Christine Shawcroft has resigned from Labour’s National Executive Committee following the latest anti-Semitism row to hit the party.
In a statement, the Labour official, said: “It has been a privilege to serve on the Labour Party national executive committee for the last 19 years, and I was standing down in September in any event.
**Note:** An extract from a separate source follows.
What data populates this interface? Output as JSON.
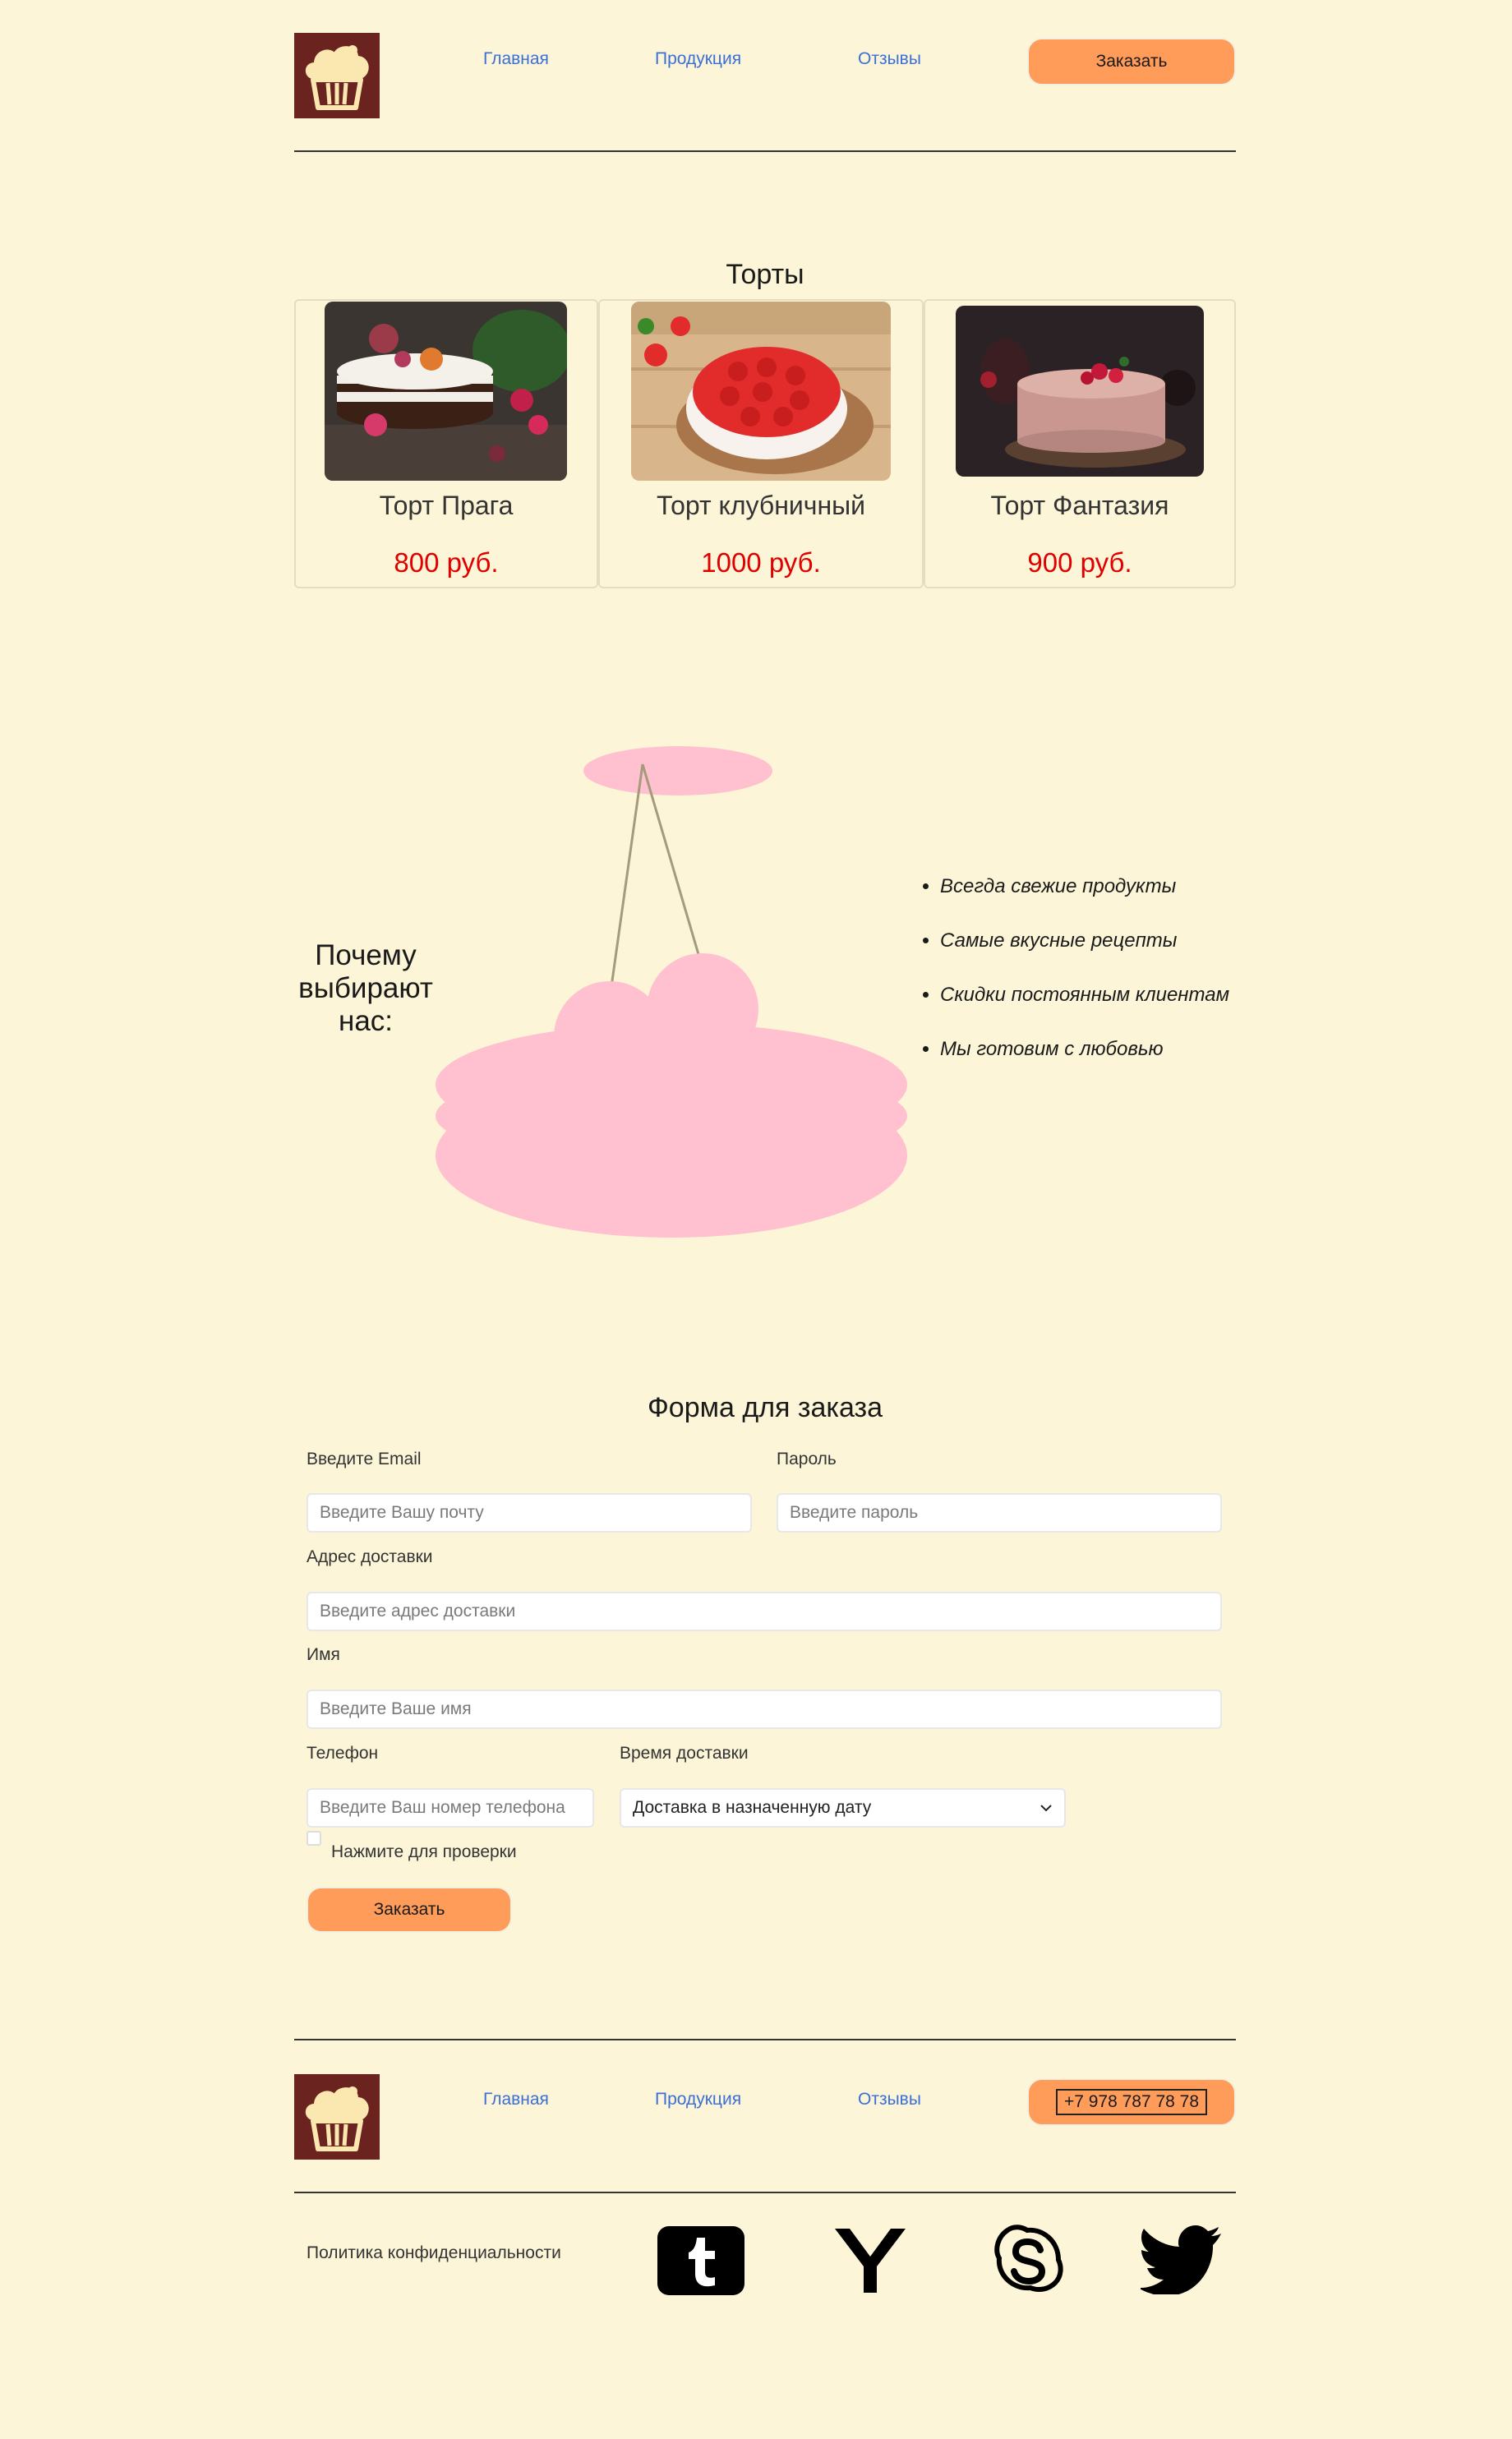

I have, however, decided to resign with immediate effect.
“It is clear that my continued membership of the NEC has become a distraction for the Party and an excuse for endless intrusive media harassment of myself, my family and friends.”
She added: “I reaffirm my complete opposition to anti-Semitism and my abhorrence of Holocaust denial, and support all measures to tackle this within the party.
“And I pledge my full energy to securing for our country the Labour government under Jeremy Corbyn that it so desperately needs.”
She will be replaced by comedian Eddie Izzard, who she beat to the position in the last election.
Shawcroft – who has already resigned as chairman of the disputes panel – has been under pressure to quit her post on the NEC after it emerged she opposed the suspension of a council candidate accused of Holocaust denial.
She said she would not have sent an email calling for the candidate to have his suspension lifted if she had been aware of all the facts in the case.
Shawcroft, an ally of Jeremy Corbyn, said she had not seen the “abhorrent” image posted on Facebook when she made the request.
Corbyn had been urged to suspend her from the NEC over the incident.
Earlier on Saturday, Labour Peer Lord Sugar faced a huge backlash after posting a meme of Labour leader Jeremy Corbyn with Hitler.
Wading into the on-going anti-Semitism row, the businessman and ‘Apprentice’ tycoon shared a doctored image of the two men together carrying the caption: “When you’re pictured at Nuremberg and claim you were going to a car rally.”
Writing his own comment, Lord Sugar said: “Many a true word spoken in jest Corbyn.”
He later deleted the post and apologised.
It came after a member of the NEC suggested its MPs are “exaggerating” the extent of anti-semitism in the party in a bid to discredit Jeremy Corbyn.
Darren Williams, who sits on the National Executive Committee (NEC), retweeted a new statement by the Welsh equivalent of Momentum that suggests claims of Jew hatred in Labour are “inflated” and designed to damage the party ahead of the May local elections.
Welsh Labour Grassroots, of which Williams is secretary, said in its statement that there are only “a few individuals with anti-semitic ideas” in the party and argues that those who make false accusations should themselves be subject to disciplinary action.